The result should be every line in the data below that carries the string "Params".

Website and app data records -
☆ ☆ ☆ ☆ ☆

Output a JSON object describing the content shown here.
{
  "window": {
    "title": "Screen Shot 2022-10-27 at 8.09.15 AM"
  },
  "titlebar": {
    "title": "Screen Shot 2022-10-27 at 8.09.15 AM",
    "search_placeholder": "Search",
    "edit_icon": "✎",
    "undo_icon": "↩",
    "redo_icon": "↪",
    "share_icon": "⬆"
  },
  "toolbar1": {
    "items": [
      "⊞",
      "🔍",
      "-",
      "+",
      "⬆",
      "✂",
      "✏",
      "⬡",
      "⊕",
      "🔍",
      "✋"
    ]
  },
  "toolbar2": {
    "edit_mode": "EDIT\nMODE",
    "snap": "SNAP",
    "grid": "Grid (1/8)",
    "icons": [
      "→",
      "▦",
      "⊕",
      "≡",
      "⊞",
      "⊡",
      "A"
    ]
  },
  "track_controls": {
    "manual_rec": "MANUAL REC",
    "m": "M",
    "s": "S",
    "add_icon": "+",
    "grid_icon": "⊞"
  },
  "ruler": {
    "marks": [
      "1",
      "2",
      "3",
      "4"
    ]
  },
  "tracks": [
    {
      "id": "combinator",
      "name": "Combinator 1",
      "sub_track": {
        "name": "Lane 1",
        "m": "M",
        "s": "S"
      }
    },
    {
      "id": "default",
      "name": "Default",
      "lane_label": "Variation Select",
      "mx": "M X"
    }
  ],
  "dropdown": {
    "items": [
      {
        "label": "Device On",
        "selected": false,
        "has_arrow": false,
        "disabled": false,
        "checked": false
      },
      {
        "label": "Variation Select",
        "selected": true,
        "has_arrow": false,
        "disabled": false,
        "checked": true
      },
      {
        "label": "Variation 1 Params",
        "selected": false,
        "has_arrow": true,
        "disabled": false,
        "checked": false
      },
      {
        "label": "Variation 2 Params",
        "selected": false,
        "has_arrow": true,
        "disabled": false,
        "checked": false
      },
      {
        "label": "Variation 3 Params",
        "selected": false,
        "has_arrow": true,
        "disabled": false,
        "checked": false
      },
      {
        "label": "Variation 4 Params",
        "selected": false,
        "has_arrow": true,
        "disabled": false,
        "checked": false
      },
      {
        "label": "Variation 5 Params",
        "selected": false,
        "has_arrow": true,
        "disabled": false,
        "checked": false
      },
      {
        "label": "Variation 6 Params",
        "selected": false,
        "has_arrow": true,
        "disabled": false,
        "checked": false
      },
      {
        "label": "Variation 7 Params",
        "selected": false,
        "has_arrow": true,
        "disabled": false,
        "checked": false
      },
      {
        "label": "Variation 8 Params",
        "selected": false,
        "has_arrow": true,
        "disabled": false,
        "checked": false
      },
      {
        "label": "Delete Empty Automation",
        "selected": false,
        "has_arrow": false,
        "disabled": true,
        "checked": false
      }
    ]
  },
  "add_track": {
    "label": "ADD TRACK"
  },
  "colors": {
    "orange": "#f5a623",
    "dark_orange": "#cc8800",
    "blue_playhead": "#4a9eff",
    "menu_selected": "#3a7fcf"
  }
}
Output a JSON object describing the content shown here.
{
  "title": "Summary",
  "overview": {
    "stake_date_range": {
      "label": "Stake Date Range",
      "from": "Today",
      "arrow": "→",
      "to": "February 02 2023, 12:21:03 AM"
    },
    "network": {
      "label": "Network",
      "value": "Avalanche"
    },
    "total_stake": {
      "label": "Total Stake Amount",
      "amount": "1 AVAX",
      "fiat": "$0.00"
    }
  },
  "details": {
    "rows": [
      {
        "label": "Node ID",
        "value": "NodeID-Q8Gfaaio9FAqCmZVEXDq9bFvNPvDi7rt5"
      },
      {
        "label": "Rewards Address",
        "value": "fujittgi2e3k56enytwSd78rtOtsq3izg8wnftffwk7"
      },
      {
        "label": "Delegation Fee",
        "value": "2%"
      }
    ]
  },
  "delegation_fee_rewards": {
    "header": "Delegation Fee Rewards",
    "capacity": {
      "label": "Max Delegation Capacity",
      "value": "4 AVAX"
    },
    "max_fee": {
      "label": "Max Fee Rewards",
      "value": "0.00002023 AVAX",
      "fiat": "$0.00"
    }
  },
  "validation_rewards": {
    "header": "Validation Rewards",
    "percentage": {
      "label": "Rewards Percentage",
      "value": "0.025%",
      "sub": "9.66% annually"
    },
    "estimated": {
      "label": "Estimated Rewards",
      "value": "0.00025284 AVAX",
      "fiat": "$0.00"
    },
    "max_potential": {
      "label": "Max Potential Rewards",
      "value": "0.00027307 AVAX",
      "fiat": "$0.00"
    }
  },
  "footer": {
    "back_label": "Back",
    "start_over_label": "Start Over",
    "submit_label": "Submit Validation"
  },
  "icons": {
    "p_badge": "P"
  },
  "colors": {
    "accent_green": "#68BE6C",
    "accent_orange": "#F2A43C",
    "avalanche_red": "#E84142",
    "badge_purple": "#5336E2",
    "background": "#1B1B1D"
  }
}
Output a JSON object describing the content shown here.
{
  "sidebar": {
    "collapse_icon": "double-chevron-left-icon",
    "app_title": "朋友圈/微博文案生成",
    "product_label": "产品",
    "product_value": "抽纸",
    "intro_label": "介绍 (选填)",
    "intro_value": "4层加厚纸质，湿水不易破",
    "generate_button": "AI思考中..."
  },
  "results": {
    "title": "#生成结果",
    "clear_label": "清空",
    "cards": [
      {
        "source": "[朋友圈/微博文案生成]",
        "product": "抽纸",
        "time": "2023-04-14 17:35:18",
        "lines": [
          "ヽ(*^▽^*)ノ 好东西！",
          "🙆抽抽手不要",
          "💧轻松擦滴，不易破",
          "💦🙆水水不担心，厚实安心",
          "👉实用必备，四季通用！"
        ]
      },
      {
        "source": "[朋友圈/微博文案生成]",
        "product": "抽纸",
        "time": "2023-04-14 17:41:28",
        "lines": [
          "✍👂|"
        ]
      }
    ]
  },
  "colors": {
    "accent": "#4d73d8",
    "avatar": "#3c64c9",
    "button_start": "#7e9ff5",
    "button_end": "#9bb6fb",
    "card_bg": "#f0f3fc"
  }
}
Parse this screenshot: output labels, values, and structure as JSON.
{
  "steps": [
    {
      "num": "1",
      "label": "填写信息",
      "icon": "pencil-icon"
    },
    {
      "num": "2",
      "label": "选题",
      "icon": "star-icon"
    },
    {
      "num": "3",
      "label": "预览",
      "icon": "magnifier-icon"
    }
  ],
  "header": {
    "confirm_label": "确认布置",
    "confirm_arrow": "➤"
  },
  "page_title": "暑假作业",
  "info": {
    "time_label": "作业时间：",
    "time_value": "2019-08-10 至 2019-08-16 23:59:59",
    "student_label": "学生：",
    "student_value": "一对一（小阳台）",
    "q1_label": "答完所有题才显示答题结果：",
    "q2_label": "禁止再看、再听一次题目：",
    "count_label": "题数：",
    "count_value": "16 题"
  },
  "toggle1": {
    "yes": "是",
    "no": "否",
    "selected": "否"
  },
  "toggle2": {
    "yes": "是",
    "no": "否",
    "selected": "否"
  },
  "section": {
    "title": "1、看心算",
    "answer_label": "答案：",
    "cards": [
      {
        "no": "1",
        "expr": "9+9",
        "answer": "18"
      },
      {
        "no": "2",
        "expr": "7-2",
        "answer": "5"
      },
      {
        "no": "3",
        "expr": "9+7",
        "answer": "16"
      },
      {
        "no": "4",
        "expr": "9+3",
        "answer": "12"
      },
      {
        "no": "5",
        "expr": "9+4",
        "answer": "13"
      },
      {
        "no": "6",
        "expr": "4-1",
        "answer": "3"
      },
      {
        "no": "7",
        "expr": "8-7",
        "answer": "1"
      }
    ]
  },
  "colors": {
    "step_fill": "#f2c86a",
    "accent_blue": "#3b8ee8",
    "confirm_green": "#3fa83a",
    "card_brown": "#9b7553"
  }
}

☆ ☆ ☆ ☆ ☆

ANSWER TO THE PROBLEM -
        "label": "Variation 1 Params",
        "label": "Variation 2 Params",
        "label": "Variation 3 Params",
        "label": "Variation 4 Params",
        "label": "Variation 5 Params",
        "label": "Variation 6 Params",
        "label": "Variation 7 Params",
        "label": "Variation 8 Params",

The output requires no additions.